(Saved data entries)
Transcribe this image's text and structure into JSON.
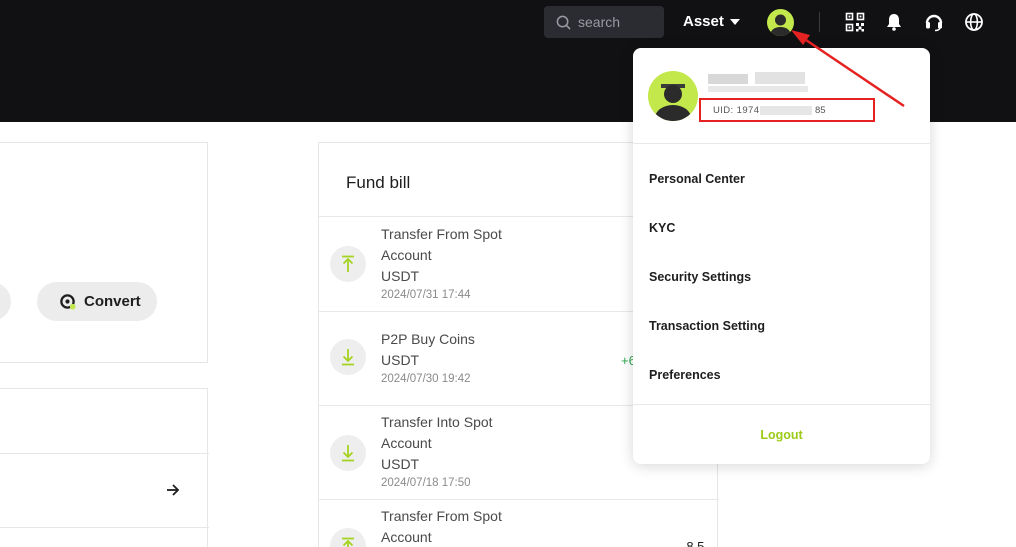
{
  "header": {
    "search_placeholder": "search",
    "asset_label": "Asset",
    "icons": [
      "search-icon",
      "caret-down-icon",
      "user-avatar-icon",
      "qr-code-icon",
      "bell-icon",
      "headset-icon",
      "globe-icon"
    ]
  },
  "actions": {
    "convert_label": "Convert"
  },
  "fund_bill": {
    "title": "Fund bill",
    "items": [
      {
        "lines": [
          "Transfer From Spot",
          "Account",
          "USDT"
        ],
        "date": "2024/07/31 17:44",
        "direction": "out",
        "amount": ""
      },
      {
        "lines": [
          "P2P Buy Coins",
          "USDT"
        ],
        "date": "2024/07/30 19:42",
        "direction": "in",
        "amount": "+6"
      },
      {
        "lines": [
          "Transfer Into Spot",
          "Account",
          "USDT"
        ],
        "date": "2024/07/18 17:50",
        "direction": "in",
        "amount": ""
      },
      {
        "lines": [
          "Transfer From Spot",
          "Account"
        ],
        "date": "",
        "direction": "out",
        "amount": "-8.5"
      }
    ]
  },
  "user_menu": {
    "uid_prefix": "UID: 1974",
    "uid_suffix": "85",
    "items": [
      "Personal Center",
      "KYC",
      "Security Settings",
      "Transaction Setting",
      "Preferences"
    ],
    "logout_label": "Logout"
  },
  "colors": {
    "header_bg": "#111114",
    "accent_green": "#c3e84c",
    "logout_green": "#9ccb17",
    "positive_amount": "#2ea44f",
    "annotation_red": "#e52222"
  }
}
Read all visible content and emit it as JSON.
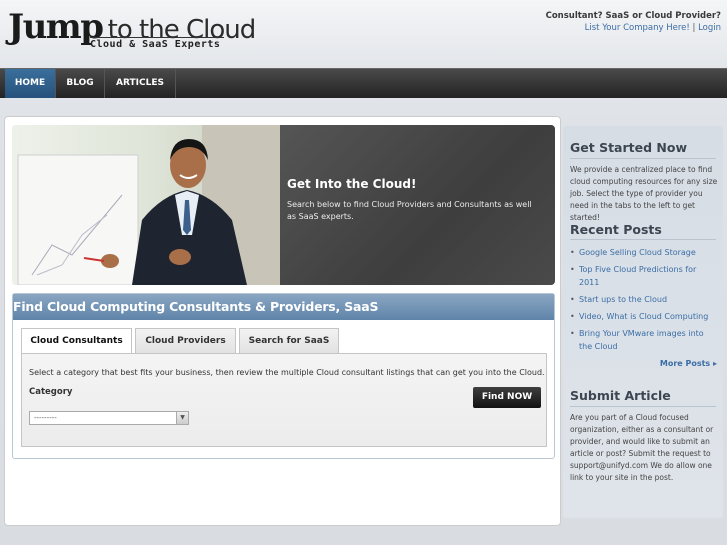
{
  "header": {
    "logo_main": "Jump",
    "logo_rest": "to the Cloud",
    "logo_sub": "Cloud & SaaS Experts",
    "question": "Consultant? SaaS or Cloud Provider?",
    "list_link": "List Your Company Here!",
    "separator": "|",
    "login_link": "Login"
  },
  "nav": {
    "home": "HOME",
    "blog": "BLOG",
    "articles": "ARTICLES"
  },
  "hero": {
    "title": "Get Into the Cloud!",
    "text": "Search below to find Cloud Providers and Consultants as well as SaaS experts."
  },
  "finder": {
    "title": "Find Cloud Computing Consultants & Providers, SaaS",
    "tabs": [
      "Cloud Consultants",
      "Cloud Providers",
      "Search for SaaS"
    ],
    "instructions": "Select a category that best fits your business, then review the multiple Cloud consultant listings that can get you into the Cloud.",
    "category_label": "Category",
    "category_value": "---------",
    "button": "Find NOW"
  },
  "sidebar": {
    "get_started_title": "Get Started Now",
    "get_started_text": "We provide a centralized place to find cloud computing resources for any size job. Select the type of provider you need in the tabs to the left to get started!",
    "recent_title": "Recent Posts",
    "posts": [
      "Google Selling Cloud Storage",
      "Top Five Cloud Predictions for 2011",
      "Start ups to the Cloud",
      "Video, What is Cloud Computing",
      "Bring Your VMware images into the Cloud"
    ],
    "more": "More Posts ▸",
    "submit_title": "Submit Article",
    "submit_text": "Are you part of a Cloud focused organization, either as a consultant or provider, and would like to submit an article or post? Submit the request to support@unifyd.com We do allow one link to your site in the post."
  }
}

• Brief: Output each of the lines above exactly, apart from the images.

• Finished task:
Transcribe this image's text and structure into JSON.
{
  "header": {
    "search_placeholder": "search",
    "asset_label": "Asset",
    "icons": [
      "search-icon",
      "caret-down-icon",
      "user-avatar-icon",
      "qr-code-icon",
      "bell-icon",
      "headset-icon",
      "globe-icon"
    ]
  },
  "actions": {
    "convert_label": "Convert"
  },
  "fund_bill": {
    "title": "Fund bill",
    "items": [
      {
        "lines": [
          "Transfer From Spot",
          "Account",
          "USDT"
        ],
        "date": "2024/07/31 17:44",
        "direction": "out",
        "amount": ""
      },
      {
        "lines": [
          "P2P Buy Coins",
          "USDT"
        ],
        "date": "2024/07/30 19:42",
        "direction": "in",
        "amount": "+6"
      },
      {
        "lines": [
          "Transfer Into Spot",
          "Account",
          "USDT"
        ],
        "date": "2024/07/18 17:50",
        "direction": "in",
        "amount": ""
      },
      {
        "lines": [
          "Transfer From Spot",
          "Account"
        ],
        "date": "",
        "direction": "out",
        "amount": "-8.5"
      }
    ]
  },
  "user_menu": {
    "uid_prefix": "UID: 1974",
    "uid_suffix": "85",
    "items": [
      "Personal Center",
      "KYC",
      "Security Settings",
      "Transaction Setting",
      "Preferences"
    ],
    "logout_label": "Logout"
  },
  "colors": {
    "header_bg": "#111114",
    "accent_green": "#c3e84c",
    "logout_green": "#9ccb17",
    "positive_amount": "#2ea44f",
    "annotation_red": "#e52222"
  }
}
Read all visible content and emit it as JSON.
{
  "header": {
    "logo_main": "Jump",
    "logo_rest": "to the Cloud",
    "logo_sub": "Cloud & SaaS Experts",
    "question": "Consultant? SaaS or Cloud Provider?",
    "list_link": "List Your Company Here!",
    "separator": "|",
    "login_link": "Login"
  },
  "nav": {
    "home": "HOME",
    "blog": "BLOG",
    "articles": "ARTICLES"
  },
  "hero": {
    "title": "Get Into the Cloud!",
    "text": "Search below to find Cloud Providers and Consultants as well as SaaS experts."
  },
  "finder": {
    "title": "Find Cloud Computing Consultants & Providers, SaaS",
    "tabs": [
      "Cloud Consultants",
      "Cloud Providers",
      "Search for SaaS"
    ],
    "instructions": "Select a category that best fits your business, then review the multiple Cloud consultant listings that can get you into the Cloud.",
    "category_label": "Category",
    "category_value": "---------",
    "button": "Find NOW"
  },
  "sidebar": {
    "get_started_title": "Get Started Now",
    "get_started_text": "We provide a centralized place to find cloud computing resources for any size job. Select the type of provider you need in the tabs to the left to get started!",
    "recent_title": "Recent Posts",
    "posts": [
      "Google Selling Cloud Storage",
      "Top Five Cloud Predictions for 2011",
      "Start ups to the Cloud",
      "Video, What is Cloud Computing",
      "Bring Your VMware images into the Cloud"
    ],
    "more": "More Posts ▸",
    "submit_title": "Submit Article",
    "submit_text": "Are you part of a Cloud focused organization, either as a consultant or provider, and would like to submit an article or post? Submit the request to support@unifyd.com We do allow one link to your site in the post."
  }
}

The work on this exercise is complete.